17 Santa Cruz Poets — The 17th Annual National Poetry Month - 2012 Previous Home


 

Ken Weisner

Ken Weisner

 
About Ken.:

KEN WEISNER is a sidearm pitcher most recently performing as chair of the De Anza College English department where he teaches writing and literature and edits Red Wheelbarrow. His most recent collection of poems, Anything on Earth, is available from Hummingbird Press (2010), which also published an earlier volume, The Sacred Geometry of Pedestrians (2002). Ken's work has been featured on Sam Hamill’s “Poets Against the War” website; in The Music Lovers Poetry Anthology (Persea, 2007); on Garrison Keillor’s The Writer’s Almanac (August 6, 2010); in John Chandler and Wilma Marcus-Chandler’s “Willing Suspension Armchair Theater” production of Lost and Found: The Literature of Fathers and Sons (May, 2009); as well as in current editions of the Chicago Quarterly Review, Porter Gulch Review, and DMQ Review. Ken lives in the Seabright neighborhood with his wife, the pianist and potter Kit Birskovich. He is inordinately fond of great French horn playing. 

Six Meditations for George W. Bush

I
Consider: he was once an innocent boy—
so sleepy in his cowboy suit!
Then, too suddenly,
tangled by that cruelest master, history:
its brutal par fives—its smoky limos
and scary private schools.

II
Be humane. Seek to heal his addiction:
the alcoholism. Ask:
what will bring him closer to God and to himself?
The hairshirt of unemployment?
The cleansing purity
of life on the ranch? Visualize this.

III
Or ponder his dyslexia
so long denied! Be honest with yourself:
he needs more time
for Laura to read to him!

IV
Now reflect upon his shame—
and forgive him for repressing it.
After all, you’re glad it wasn’t you—
graduating from everywhere, including Yale,
without deserving it—and everybody knew.

V
If you feel anger, this is normal.
Take a cleansing breath.
And, as Shakespeare would, be compassionate
to a boy thrust outside himself,
like a puppet on a throne.
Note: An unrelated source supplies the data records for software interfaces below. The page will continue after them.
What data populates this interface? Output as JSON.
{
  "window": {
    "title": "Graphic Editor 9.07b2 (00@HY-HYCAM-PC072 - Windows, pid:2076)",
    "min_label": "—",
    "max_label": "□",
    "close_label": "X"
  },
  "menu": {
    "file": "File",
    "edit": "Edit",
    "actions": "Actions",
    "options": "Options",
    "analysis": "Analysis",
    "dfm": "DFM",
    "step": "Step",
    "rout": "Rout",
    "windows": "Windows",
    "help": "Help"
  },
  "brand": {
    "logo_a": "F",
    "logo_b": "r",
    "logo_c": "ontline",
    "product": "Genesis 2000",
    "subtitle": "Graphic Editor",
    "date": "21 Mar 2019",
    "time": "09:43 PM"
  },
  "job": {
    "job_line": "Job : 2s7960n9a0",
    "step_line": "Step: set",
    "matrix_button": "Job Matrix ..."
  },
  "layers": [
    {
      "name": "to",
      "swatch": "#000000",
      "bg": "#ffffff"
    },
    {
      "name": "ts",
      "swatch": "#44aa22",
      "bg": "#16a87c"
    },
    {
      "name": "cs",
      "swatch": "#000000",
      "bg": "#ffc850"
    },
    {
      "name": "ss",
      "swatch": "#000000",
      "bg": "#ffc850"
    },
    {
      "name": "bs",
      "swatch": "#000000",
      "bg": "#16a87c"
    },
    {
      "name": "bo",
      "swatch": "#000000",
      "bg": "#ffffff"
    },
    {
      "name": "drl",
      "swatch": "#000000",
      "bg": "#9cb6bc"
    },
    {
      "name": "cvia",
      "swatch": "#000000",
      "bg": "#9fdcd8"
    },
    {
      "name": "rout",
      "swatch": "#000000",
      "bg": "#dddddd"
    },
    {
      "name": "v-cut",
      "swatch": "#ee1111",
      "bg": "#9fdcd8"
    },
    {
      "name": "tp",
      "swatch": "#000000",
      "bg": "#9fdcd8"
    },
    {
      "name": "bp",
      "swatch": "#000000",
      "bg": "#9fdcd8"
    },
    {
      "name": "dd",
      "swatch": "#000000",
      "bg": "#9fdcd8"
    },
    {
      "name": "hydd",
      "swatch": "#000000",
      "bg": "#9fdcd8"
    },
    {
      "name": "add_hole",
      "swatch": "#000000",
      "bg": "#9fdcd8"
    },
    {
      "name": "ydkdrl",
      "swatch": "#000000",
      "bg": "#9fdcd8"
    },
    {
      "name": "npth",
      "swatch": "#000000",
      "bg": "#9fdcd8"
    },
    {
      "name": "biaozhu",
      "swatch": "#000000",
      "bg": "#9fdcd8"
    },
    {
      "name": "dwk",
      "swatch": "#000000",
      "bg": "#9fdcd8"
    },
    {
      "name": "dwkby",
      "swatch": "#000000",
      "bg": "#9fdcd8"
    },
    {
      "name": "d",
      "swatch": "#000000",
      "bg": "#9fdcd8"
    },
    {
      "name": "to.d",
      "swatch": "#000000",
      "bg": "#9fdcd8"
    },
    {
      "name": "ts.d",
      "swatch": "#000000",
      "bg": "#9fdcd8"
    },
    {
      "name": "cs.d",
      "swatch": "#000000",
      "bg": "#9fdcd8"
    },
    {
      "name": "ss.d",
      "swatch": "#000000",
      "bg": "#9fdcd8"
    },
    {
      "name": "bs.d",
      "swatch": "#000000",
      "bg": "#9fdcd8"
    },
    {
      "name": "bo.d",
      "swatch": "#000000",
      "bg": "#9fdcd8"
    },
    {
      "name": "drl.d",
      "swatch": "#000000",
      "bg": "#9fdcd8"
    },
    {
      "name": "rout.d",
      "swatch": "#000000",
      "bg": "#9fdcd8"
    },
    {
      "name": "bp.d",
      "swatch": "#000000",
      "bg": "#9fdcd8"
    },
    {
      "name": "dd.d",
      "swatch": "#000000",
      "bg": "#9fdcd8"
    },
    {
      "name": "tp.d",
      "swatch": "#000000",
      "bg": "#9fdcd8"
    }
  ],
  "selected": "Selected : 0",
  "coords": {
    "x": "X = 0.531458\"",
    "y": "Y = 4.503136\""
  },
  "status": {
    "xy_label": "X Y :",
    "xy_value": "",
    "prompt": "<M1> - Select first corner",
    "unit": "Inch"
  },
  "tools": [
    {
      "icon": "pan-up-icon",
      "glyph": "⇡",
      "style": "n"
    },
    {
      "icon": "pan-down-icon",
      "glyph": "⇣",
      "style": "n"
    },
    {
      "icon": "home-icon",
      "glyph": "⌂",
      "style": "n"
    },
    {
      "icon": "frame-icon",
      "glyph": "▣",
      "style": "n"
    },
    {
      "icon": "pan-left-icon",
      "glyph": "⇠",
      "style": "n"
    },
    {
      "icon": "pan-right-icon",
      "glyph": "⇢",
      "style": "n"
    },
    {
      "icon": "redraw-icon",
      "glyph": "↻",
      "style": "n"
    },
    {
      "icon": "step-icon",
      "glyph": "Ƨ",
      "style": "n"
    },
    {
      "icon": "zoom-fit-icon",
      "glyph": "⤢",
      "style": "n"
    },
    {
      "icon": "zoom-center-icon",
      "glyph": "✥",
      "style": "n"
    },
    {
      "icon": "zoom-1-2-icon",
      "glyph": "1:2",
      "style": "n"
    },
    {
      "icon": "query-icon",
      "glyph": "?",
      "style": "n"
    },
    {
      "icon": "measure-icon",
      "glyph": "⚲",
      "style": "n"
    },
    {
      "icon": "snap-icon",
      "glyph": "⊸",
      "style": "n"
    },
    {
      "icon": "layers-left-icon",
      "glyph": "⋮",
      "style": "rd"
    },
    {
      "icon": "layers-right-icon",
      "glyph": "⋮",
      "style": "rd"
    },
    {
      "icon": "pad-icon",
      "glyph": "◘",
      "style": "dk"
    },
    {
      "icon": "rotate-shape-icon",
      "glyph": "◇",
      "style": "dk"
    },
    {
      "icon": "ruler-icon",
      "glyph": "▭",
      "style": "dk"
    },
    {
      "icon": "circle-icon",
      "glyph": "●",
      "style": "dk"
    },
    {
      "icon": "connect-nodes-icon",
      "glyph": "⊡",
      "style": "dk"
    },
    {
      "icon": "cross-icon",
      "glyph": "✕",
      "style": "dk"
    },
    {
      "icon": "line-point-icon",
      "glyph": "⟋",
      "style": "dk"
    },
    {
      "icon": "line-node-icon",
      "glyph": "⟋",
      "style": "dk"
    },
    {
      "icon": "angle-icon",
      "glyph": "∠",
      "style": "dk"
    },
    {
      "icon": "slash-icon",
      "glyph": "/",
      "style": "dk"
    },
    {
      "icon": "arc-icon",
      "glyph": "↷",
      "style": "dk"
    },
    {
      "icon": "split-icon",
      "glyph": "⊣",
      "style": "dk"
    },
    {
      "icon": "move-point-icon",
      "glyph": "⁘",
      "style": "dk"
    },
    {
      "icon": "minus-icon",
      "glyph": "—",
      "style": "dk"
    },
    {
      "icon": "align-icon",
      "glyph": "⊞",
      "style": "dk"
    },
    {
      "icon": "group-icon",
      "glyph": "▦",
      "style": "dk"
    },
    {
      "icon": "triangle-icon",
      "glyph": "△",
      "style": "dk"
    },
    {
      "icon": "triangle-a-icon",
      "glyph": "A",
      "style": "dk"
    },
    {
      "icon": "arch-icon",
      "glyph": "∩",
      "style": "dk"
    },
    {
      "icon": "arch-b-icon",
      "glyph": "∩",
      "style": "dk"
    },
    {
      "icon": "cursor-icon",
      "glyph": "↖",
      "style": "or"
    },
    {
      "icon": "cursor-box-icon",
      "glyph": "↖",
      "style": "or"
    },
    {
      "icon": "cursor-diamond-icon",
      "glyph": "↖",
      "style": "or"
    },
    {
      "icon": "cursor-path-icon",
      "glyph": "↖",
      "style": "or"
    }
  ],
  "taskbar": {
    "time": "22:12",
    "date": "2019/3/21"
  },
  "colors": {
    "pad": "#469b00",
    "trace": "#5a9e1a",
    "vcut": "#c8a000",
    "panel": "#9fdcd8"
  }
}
VI
So wish him well—wish him revelation.
Meanwhile, in November, lift his hand with God’s hand
from the trigger.
Back in Texas, in your mind,
tuck the sweet boy in.

Listening to Ives

Emily Dickinson
is going nearly the speed of light.
Desmond Tutu is with her.
They’re in a train.
It’s a theoretical
physics problem—
do they ever get old? It’s also
a word problem.
How far away are they?
It’s heartbreaking, the railroad.

We can’t keep up.
Brutal
music frames
the second strophe,
another overheard
hymn distorted
as if buried and uncovered
by a piano in
another century.

It’s scratchy autopsy—
the present, the past,
the even farther past.
Yet somehow the fractured
music transfigures
its own lament,
exuberance
haunted now
by history
as by tenderness.


Responsible Backpacking

Studying
topographical maps
by flashlight,
imagining

trail conditions,
snow levels,
questionable
fords,

so even when
the light fails,
and I roll the map
into a tent pocket,

lines,
contours,
whorls,
still crowd

the mind,
vivid, free-floating;
I can actually still study it
for a few minutes;

all the while
the spring
wind knocks
its

breath
down the high
canyons.
And then,

as the topo starts to fade,
it hits me! and I picture
you, your
formations and curiosities,

and set out
inch by inch,
with renewed
scholarship and enterprise,

across farthest
corners, boundaries,
into the untold

wild.


Ancheta || Atkinson || Crux || Dancing Bear || Freeman || Glick || Ifland || Moody || Omosupe || Robbins || Sirens || Spencer || Sullivan || Sumrall || Tagami || Teutsch || Weisner
  Co-sponsored by Poetry Santa Cruz and phren-Z   A publication of Santa Cruz Writes